violates the Full Faith and Credit Clause of the United
States Constitution, codified at 28 U.S.C. § 1738, as
well as the Contract Clause found at Art. 1, Section 10 of
the United States Constitution.
disputes the date that the BOP has determined his federal
sentence commenced. Although he was sentenced in federal
court first, Davenport was originally arrested by the State
of Tennessee. As a result, he was tried and sentenced by the
federal court pursuant to a writ of habeas corpus ad
prosequendum before his Tennessee charges were resolved.
United States v. Davenport, No. 1:00-cr-19-TRM-HBG-2
(E.D. Tenn. 2000) at Record No. 13, 14. Thus, at the time he
was sentenced in federal court, the State of Tennessee had
“primary jurisdiction” over him. Ponzi v.
Fesseden, 258 U.S. 254, 262 (1922). This is important
because a “federal sentence does not begin to run
...when a prisoner in state custody is produced for
prosecution in federal court pursuant to a federal writ of
habeas corpus ad prosequendum. Rather, the state
retains primary jurisdiction over the prisoner, and federal
custody commences only when the state authorities relinquish
the prisoner on satisfaction of the state obligation.”
United States v. Evans, 159 F.3d 908, 912 (4th Cir.
1998) (citing Thomas v. Whalen, 962 F.2d 358, 361 n.
3 (4th Cir.1992); Thomas v. Brewer, 923 F.2d 1361,
1366-67 (9th Cir.1991)).
was returned to state authorities following his sentencing in
federal court and the United States District Court Judgment
was filed as a detainer. [Record No. 1-1 at United

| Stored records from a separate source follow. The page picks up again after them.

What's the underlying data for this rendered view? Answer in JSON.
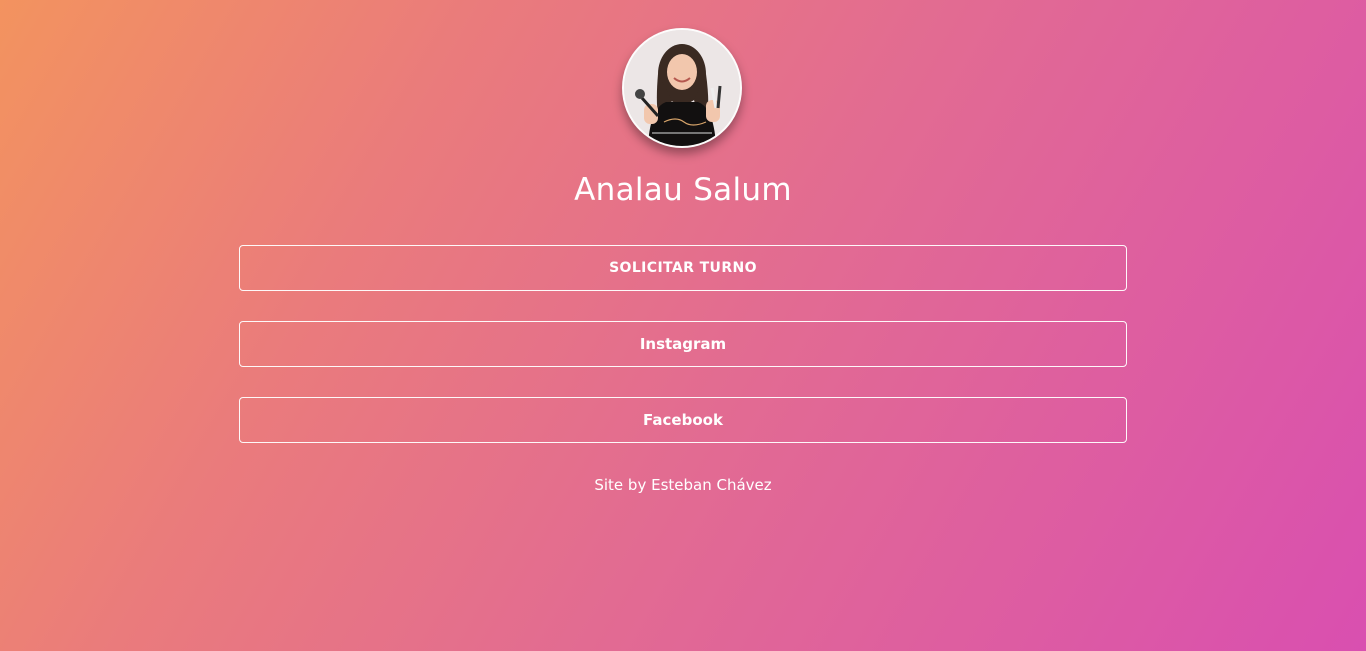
{
  "profile": {
    "name": "Analau Salum",
    "avatar_alt": "profile-photo"
  },
  "links": {
    "turno_label": "SOLICITAR TURNO",
    "instagram_label": "Instagram",
    "facebook_label": "Facebook"
  },
  "footer": {
    "credit": "Site by Esteban Chávez"
  },
  "colors": {
    "gradient_start": "#f3935f",
    "gradient_end": "#d94fb0",
    "text": "#ffffff"
  }
}
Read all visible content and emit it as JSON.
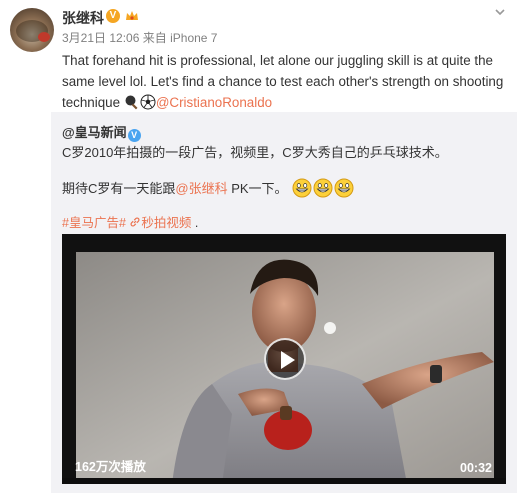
{
  "post": {
    "username": "张继科",
    "verified_badge": "V",
    "date": "3月21日 12:06",
    "source_prefix": "来自",
    "source": "iPhone 7",
    "text": "That forehand hit is professional, let alone our juggling skill is at quite the same level lol. Let's find a chance to test each other's strength on shooting technique",
    "emoji_icons": [
      "ping-pong-paddle-icon",
      "soccer-ball-icon"
    ],
    "mention": "@CristianoRonaldo"
  },
  "repost": {
    "author": "@皇马新闻",
    "author_badge": "V",
    "line1": "C罗2010年拍摄的一段广告，视频里，C罗大秀自己的乒乓球技术。",
    "line2_prefix": "期待C罗有一天能跟",
    "line2_mention": "@张继科",
    "line2_suffix": " PK一下。",
    "emoji_count": 3,
    "tag": "#皇马广告#",
    "video_link": "秒拍视频",
    "trailing": " ."
  },
  "video": {
    "views": "162万次播放",
    "duration": "00:32"
  },
  "colors": {
    "link": "#eb7350",
    "repost_bg": "#f2f2f5",
    "verified_orange": "#f5a623",
    "verified_blue": "#4aa4f0"
  }
}
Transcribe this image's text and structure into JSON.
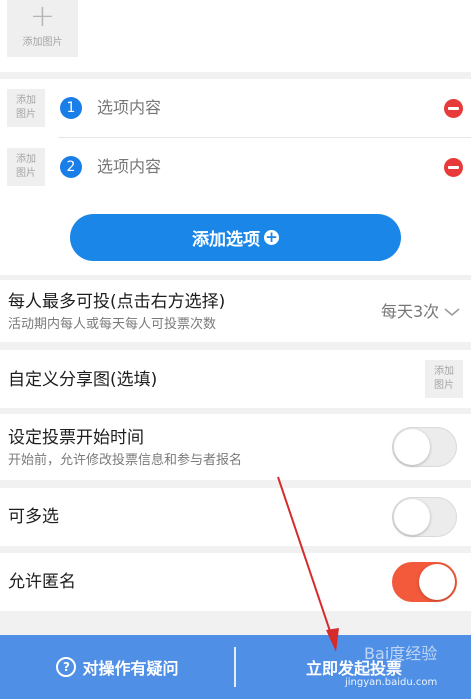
{
  "top_image": {
    "label": "添加图片"
  },
  "options": [
    {
      "number": "1",
      "placeholder": "选项内容",
      "thumb_label": "添加图片"
    },
    {
      "number": "2",
      "placeholder": "选项内容",
      "thumb_label": "添加图片"
    }
  ],
  "add_option_label": "添加选项",
  "settings": {
    "max_votes": {
      "title": "每人最多可投(点击右方选择)",
      "subtitle": "活动期内每人或每天每人可投票次数",
      "value": "每天3次"
    },
    "share_image": {
      "title": "自定义分享图(选填)",
      "thumb_label": "添加图片"
    },
    "start_time": {
      "title": "设定投票开始时间",
      "subtitle": "开始前，允许修改投票信息和参与者报名",
      "enabled": false
    },
    "multi_select": {
      "title": "可多选",
      "enabled": false
    },
    "anonymous": {
      "title": "允许匿名",
      "enabled": true
    }
  },
  "bottom_bar": {
    "help_label": "对操作有疑问",
    "publish_label": "立即发起投票"
  },
  "watermark": {
    "brand": "Bai度经验",
    "url": "jingyan.baidu.com"
  },
  "colors": {
    "accent_blue": "#1a87e8",
    "toggle_on": "#f35a3b",
    "delete_red": "#e73a3a",
    "bottom_bar": "#4f8fe6",
    "arrow": "#d62b2b"
  }
}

States' Memorandum filed in United States v.
Davenport, No. 1: 00-cr-19-TRM-HBG-2 (E.D. Tenn. 2000)]
He then remained in state ...